As non-pretentious and seemingly unassuming as they come, Emily Hines looks like the out-of-your-league girl next door on first meeting. However, a few short sentences into a conversation and you not only realize how nice and charming she actually is; but that she is very knowledgeable about her craft and really doesn’t have time for your B.S.
Top Chef Season 10 contestant and owner/Chef of DC’s own Belga Café lunches with us for his thoughts on the DC food scene, where he thinks it’s trending, and wonders if DC is ready for Michelin stars.
Walking down the restaurant and bar lined Barrack’s Row neighborhood of Capitol Hill, I see many familiar haunts that serve cold beer, and I am sure, decent food. Yet I am comforted with each step I take as it brings me closer to Belga Café.
Opened in 2004 by Chef Bart, this place has been consistently cranking out some seriously delicious Belgian-inspired food, providing amazing mussels, and some of the all-around best dishes (and beers) to be found in The District. However, it’s not Chef Bart’s entertaining and hilariously hard-to-understand-sometimes performance on Top Chef Season 10 that brings me here…ok, well, it sort of is. I mean, come on, who wouldn’t want to have lunch with this guy. He’s always happy, he had a crazy ass partner Josie in the last challenge that resulted in his elimination (tear), oh yeah, and there’s mussel’s on the half-shell with garlic butter and an ice cold Kasteel Rouge waiting for me on the inside. Onward we march in the name of food journalism!
Blogging takes time.
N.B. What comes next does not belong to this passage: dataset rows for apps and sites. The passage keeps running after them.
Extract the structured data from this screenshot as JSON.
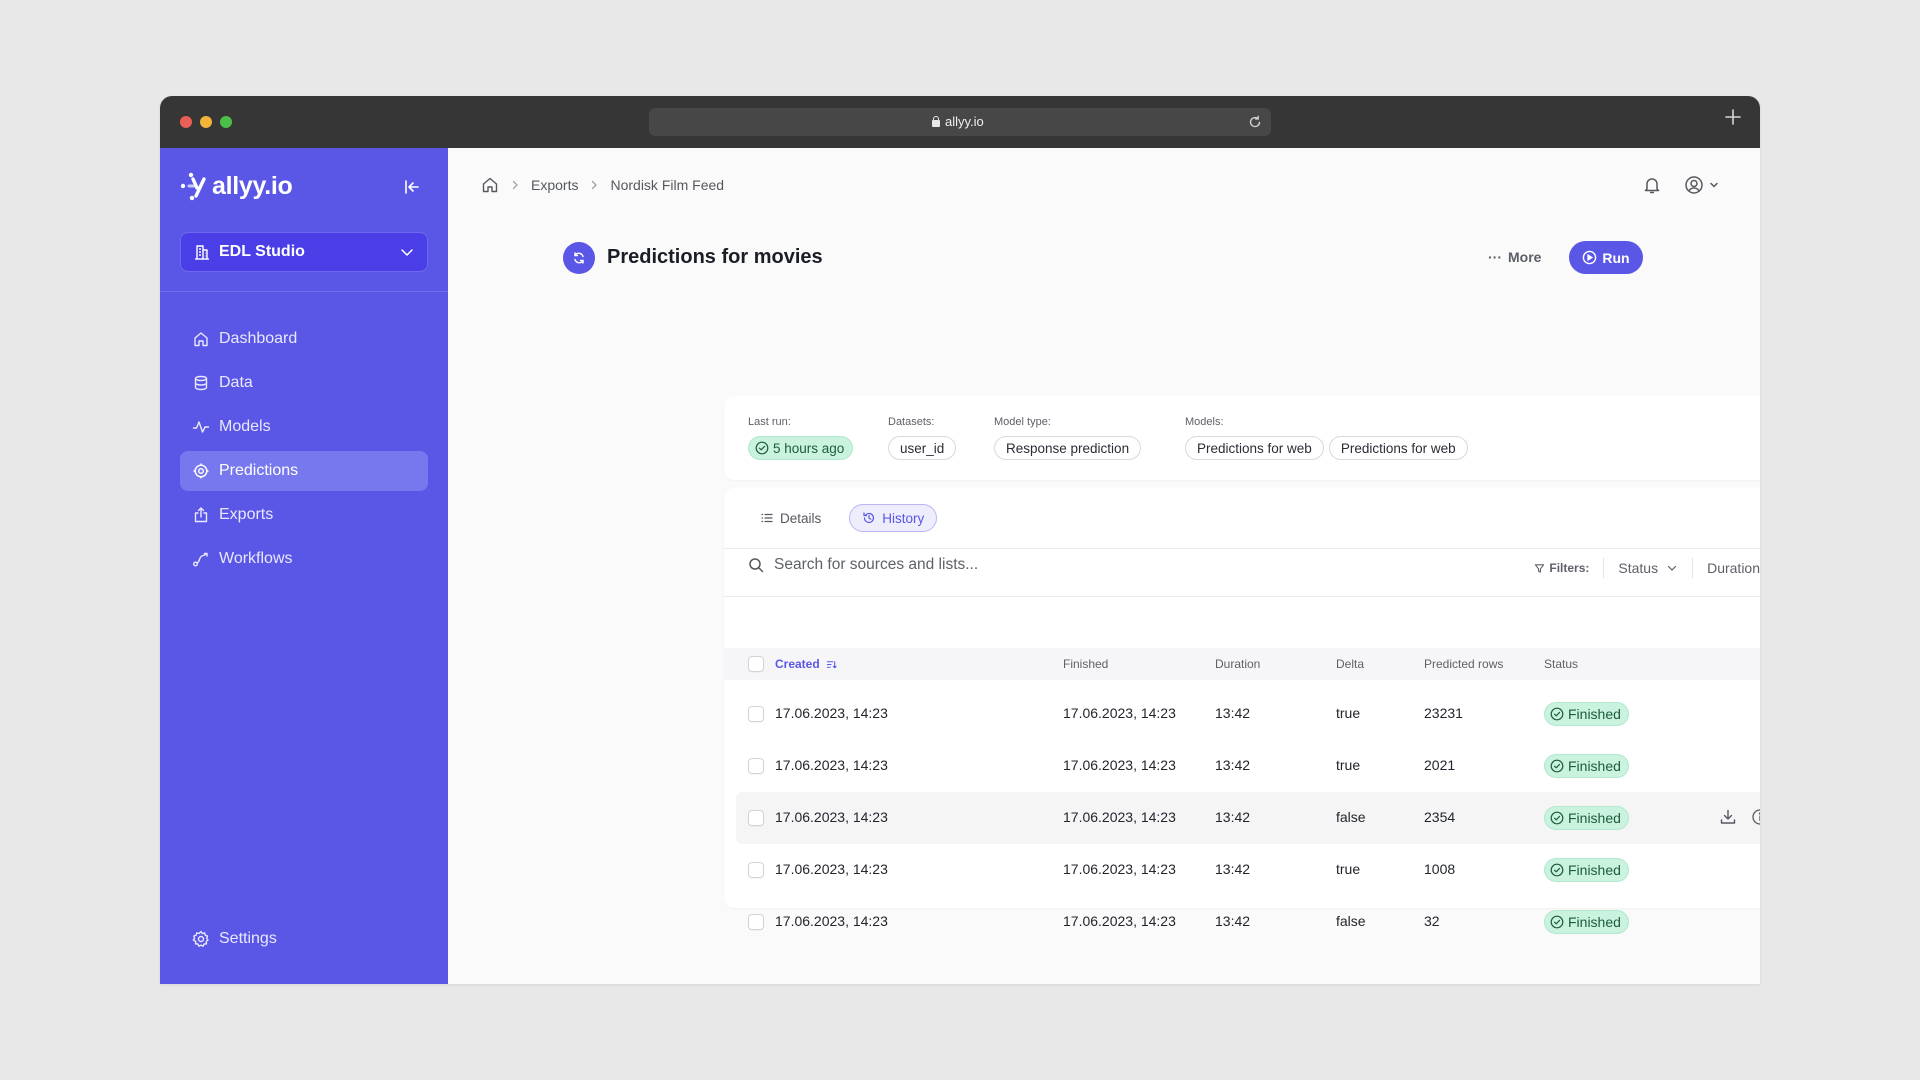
{
  "browser": {
    "url": "allyy.io"
  },
  "sidebar": {
    "brand": "allyy.io",
    "workspace": "EDL Studio",
    "items": [
      {
        "label": "Dashboard",
        "icon": "home-icon",
        "active": false
      },
      {
        "label": "Data",
        "icon": "database-icon",
        "active": false
      },
      {
        "label": "Models",
        "icon": "activity-icon",
        "active": false
      },
      {
        "label": "Predictions",
        "icon": "target-icon",
        "active": true
      },
      {
        "label": "Exports",
        "icon": "upload-icon",
        "active": false
      },
      {
        "label": "Workflows",
        "icon": "route-icon",
        "active": false
      }
    ],
    "settings_label": "Settings"
  },
  "header": {
    "breadcrumb": [
      "Exports",
      "Nordisk Film Feed"
    ]
  },
  "page": {
    "title": "Predictions for movies",
    "more_label": "More",
    "run_label": "Run"
  },
  "info": {
    "last_run_label": "Last run:",
    "last_run_value": "5 hours ago",
    "datasets_label": "Datasets:",
    "datasets": [
      "user_id"
    ],
    "model_type_label": "Model type:",
    "model_type": "Response prediction",
    "models_label": "Models:",
    "models": [
      "Predictions for web",
      "Predictions for web"
    ]
  },
  "tabs": [
    {
      "label": "Details",
      "active": false
    },
    {
      "label": "History",
      "active": true
    }
  ],
  "search": {
    "placeholder": "Search for sources and lists..."
  },
  "filters": {
    "label": "Filters:",
    "status": "Status",
    "duration": "Duration"
  },
  "table": {
    "columns": [
      "Created",
      "Finished",
      "Duration",
      "Delta",
      "Predicted rows",
      "Status"
    ],
    "rows": [
      {
        "created": "17.06.2023, 14:23",
        "finished": "17.06.2023, 14:23",
        "duration": "13:42",
        "delta": "true",
        "predicted_rows": "23231",
        "status": "Finished"
      },
      {
        "created": "17.06.2023, 14:23",
        "finished": "17.06.2023, 14:23",
        "duration": "13:42",
        "delta": "true",
        "predicted_rows": "2021",
        "status": "Finished"
      },
      {
        "created": "17.06.2023, 14:23",
        "finished": "17.06.2023, 14:23",
        "duration": "13:42",
        "delta": "false",
        "predicted_rows": "2354",
        "status": "Finished"
      },
      {
        "created": "17.06.2023, 14:23",
        "finished": "17.06.2023, 14:23",
        "duration": "13:42",
        "delta": "true",
        "predicted_rows": "1008",
        "status": "Finished"
      },
      {
        "created": "17.06.2023, 14:23",
        "finished": "17.06.2023, 14:23",
        "duration": "13:42",
        "delta": "false",
        "predicted_rows": "32",
        "status": "Finished"
      }
    ]
  },
  "colors": {
    "brand": "#5a57e6",
    "sidebar_active": "#7778ee",
    "success_bg": "#c9f2df",
    "success_text": "#1f5c3c"
  }
}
Blogging well takes talent and time. Blogging as the personality of a celebrity child commenting (judging) other celebrities, their children, and their choice in attire – and turning said blog into a book – takes time, talent, and an entire set of skills that many of us are completely void of.
However, Allie Hagan, George Washington University alumna and seven-year Washington, DC resident mastered this art with the launch, and extreme success, of her blog Suri’s Burn Book, and subsequent printed book bearing the namesake. Suri’s Burn Book is, as stated on the website, “A study in Suri and the people who disappoint her.” Suri, in this case being Suri Cruise, the daughter of Katie Holmes and Tom Cruise. On the blog, Allie (writing as the fashion-forward, ever-judging “Suri”) despises her mother’s sense of fashion, loathes the children of Will and Jada Smith, and desperately wishes to save Penelope Kardashian-Disick from whatever doomed fate she is certain to fall prey to.
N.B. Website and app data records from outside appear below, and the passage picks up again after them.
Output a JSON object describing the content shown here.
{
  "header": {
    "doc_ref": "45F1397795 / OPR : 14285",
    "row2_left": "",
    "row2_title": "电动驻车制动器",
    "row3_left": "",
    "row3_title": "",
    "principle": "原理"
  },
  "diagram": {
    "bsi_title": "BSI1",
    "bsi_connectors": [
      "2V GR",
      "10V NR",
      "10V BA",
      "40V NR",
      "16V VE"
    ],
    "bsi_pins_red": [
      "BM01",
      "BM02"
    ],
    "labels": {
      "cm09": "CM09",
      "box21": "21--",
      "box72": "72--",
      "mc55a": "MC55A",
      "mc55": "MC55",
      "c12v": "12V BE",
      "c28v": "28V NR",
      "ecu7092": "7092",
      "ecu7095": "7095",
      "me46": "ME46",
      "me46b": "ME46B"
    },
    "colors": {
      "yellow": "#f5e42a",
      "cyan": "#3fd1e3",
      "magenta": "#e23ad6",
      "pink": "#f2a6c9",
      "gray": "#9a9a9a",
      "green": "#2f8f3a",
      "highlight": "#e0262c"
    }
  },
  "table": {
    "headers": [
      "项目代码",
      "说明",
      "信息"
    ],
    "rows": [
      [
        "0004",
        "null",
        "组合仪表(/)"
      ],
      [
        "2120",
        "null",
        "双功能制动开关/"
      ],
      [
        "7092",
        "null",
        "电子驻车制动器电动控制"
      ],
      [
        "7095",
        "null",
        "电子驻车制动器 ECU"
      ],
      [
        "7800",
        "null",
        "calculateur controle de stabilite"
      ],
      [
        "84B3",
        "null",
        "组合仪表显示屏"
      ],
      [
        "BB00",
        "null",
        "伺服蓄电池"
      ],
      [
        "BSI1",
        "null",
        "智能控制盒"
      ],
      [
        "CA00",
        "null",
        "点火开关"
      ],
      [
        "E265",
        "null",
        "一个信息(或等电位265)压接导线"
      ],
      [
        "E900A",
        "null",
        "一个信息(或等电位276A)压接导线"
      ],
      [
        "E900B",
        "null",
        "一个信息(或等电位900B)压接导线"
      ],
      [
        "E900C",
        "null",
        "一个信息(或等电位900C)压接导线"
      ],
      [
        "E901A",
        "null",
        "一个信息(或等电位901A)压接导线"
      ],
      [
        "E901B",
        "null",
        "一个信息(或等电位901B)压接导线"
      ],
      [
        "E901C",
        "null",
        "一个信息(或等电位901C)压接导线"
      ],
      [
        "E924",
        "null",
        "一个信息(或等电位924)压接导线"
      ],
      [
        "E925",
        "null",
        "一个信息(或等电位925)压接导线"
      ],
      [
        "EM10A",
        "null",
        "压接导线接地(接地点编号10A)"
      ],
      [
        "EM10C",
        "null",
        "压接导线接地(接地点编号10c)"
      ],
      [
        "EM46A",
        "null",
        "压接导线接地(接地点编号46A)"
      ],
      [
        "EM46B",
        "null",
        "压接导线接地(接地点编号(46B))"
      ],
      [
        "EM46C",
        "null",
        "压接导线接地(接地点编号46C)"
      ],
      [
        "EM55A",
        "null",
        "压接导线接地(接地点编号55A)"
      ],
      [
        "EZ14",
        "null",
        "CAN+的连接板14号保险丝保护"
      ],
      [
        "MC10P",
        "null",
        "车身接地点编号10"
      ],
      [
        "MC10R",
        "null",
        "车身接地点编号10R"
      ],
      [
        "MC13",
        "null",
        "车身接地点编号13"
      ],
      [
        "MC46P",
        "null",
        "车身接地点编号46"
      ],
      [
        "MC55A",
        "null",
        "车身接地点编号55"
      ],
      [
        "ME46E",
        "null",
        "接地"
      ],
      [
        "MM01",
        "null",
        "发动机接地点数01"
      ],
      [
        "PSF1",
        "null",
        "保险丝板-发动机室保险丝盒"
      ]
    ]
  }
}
But what of Allie Hagan the person? I chat with her about the Washington, DC food scene, get the scoop on some of her favorite restaurants, and sneak a few comments from “Suri,” in this FamousDC exclusive.
Launched in April 2012 by Suzie Robb, Eric Wang and one other anonymous writer as a dating (boobs), eating (bacon) and drinking (bourbon) website, BoobsBaconBourbon.com has quickly spread throughout the DC area like a Spike Mendelsohn restaurant.
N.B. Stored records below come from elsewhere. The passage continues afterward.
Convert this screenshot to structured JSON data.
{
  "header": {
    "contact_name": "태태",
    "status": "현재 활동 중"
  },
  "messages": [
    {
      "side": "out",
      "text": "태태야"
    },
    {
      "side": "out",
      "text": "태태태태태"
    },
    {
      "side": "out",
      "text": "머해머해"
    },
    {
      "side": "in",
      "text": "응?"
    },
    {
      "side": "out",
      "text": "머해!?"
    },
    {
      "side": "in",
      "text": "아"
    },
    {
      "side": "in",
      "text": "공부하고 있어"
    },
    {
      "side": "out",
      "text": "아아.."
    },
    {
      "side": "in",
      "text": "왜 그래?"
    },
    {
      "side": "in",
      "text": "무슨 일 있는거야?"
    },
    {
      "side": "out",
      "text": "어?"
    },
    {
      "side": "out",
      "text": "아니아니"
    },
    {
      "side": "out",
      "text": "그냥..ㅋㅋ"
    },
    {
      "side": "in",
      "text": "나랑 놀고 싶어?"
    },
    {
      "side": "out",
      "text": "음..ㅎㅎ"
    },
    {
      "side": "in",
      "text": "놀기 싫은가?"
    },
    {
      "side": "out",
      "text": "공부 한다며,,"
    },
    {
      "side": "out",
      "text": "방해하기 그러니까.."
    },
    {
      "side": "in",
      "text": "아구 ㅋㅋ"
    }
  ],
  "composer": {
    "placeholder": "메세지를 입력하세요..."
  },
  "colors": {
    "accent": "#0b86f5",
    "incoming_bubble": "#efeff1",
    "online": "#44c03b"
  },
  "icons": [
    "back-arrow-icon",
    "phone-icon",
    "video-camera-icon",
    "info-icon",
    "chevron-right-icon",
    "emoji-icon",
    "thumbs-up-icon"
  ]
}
Suzie says she bought the domain name initially because it was catchy and available. “I started it because I had a bottle of wine to myself and I decided to write about my feelings,” she jokingly adds as we sit down at District Commons in Foggy Bottom. She bought the domain in February, discussed the idea with the two other partners of the site, and tada, triple-B was born shortly thereafter. “The name is what makes people go to the site,” she says, “and hopefully the content is why they stay.”